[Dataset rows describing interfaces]
>>>>
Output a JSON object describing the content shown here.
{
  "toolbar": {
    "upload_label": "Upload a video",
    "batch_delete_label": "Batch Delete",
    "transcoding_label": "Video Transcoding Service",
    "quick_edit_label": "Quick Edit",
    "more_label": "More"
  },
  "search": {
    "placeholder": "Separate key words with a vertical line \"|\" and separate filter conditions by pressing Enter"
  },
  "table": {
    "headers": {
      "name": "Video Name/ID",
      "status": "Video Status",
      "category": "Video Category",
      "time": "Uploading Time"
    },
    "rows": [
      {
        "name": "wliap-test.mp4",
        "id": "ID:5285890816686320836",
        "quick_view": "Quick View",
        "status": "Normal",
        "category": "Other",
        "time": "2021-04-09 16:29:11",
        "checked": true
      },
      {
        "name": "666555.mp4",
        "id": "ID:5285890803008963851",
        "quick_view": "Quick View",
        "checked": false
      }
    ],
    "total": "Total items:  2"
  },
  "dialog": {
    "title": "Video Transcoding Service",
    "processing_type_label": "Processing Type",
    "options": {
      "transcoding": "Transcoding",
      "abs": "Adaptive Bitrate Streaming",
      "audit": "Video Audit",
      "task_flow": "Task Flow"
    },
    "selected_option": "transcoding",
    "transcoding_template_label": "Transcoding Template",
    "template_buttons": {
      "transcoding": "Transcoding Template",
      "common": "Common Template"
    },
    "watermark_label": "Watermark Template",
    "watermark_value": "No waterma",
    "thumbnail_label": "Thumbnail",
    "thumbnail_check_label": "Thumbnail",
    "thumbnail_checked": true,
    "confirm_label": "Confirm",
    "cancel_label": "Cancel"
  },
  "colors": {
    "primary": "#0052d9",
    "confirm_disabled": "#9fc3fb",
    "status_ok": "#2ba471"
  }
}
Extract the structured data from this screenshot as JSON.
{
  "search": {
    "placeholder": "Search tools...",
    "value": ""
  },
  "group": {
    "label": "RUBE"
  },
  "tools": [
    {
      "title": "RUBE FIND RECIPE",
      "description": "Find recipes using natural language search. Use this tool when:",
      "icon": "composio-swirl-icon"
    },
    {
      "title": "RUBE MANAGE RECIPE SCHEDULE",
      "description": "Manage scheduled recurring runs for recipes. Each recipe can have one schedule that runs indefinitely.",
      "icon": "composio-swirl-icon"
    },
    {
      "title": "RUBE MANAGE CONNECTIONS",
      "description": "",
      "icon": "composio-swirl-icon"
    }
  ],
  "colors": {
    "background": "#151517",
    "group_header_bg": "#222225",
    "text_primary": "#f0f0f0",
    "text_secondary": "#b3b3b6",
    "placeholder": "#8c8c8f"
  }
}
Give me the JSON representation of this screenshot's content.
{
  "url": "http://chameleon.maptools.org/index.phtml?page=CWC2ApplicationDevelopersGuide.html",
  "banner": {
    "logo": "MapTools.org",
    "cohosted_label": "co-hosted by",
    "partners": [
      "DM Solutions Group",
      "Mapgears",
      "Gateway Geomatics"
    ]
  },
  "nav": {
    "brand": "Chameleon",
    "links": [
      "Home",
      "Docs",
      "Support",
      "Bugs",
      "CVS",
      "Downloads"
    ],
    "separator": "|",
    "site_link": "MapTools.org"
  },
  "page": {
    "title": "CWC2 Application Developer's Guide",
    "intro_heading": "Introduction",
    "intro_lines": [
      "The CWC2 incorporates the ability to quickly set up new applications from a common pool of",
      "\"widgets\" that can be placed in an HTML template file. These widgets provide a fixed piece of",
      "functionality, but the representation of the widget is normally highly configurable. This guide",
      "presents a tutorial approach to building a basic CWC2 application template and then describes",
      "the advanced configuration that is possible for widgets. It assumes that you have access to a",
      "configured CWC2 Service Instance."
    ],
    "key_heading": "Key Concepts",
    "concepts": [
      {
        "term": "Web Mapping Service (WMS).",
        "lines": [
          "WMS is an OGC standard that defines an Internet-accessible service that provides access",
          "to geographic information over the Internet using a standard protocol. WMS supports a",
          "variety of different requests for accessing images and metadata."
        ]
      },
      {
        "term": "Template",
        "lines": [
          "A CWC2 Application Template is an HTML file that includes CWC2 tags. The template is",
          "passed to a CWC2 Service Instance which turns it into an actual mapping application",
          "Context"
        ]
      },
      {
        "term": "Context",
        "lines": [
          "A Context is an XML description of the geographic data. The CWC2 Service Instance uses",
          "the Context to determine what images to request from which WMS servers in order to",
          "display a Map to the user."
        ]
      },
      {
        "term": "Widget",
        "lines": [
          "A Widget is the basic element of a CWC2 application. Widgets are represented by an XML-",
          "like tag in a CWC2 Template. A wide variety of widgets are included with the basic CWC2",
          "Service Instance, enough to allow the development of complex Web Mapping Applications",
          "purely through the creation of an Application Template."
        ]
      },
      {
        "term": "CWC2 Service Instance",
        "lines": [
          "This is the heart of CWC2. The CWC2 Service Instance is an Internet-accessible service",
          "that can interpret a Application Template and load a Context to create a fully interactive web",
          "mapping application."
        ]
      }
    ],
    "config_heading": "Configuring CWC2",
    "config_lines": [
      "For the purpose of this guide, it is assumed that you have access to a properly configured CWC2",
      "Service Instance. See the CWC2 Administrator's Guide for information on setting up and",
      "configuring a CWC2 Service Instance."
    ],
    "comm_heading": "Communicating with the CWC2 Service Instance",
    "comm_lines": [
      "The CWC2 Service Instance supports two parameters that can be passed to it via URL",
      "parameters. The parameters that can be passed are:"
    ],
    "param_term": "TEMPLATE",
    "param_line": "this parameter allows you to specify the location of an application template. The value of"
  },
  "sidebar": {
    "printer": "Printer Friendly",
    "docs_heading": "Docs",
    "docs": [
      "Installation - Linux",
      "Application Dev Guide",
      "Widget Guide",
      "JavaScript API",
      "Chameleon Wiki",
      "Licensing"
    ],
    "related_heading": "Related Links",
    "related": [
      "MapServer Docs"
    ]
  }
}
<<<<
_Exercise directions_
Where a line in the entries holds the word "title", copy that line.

_Exercise result_
    "title": "Video Transcoding Service",
      "title": "RUBE FIND RECIPE",
      "title": "RUBE MANAGE RECIPE SCHEDULE",
      "title": "RUBE MANAGE CONNECTIONS",
    "title": "CWC2 Application Developer's Guide",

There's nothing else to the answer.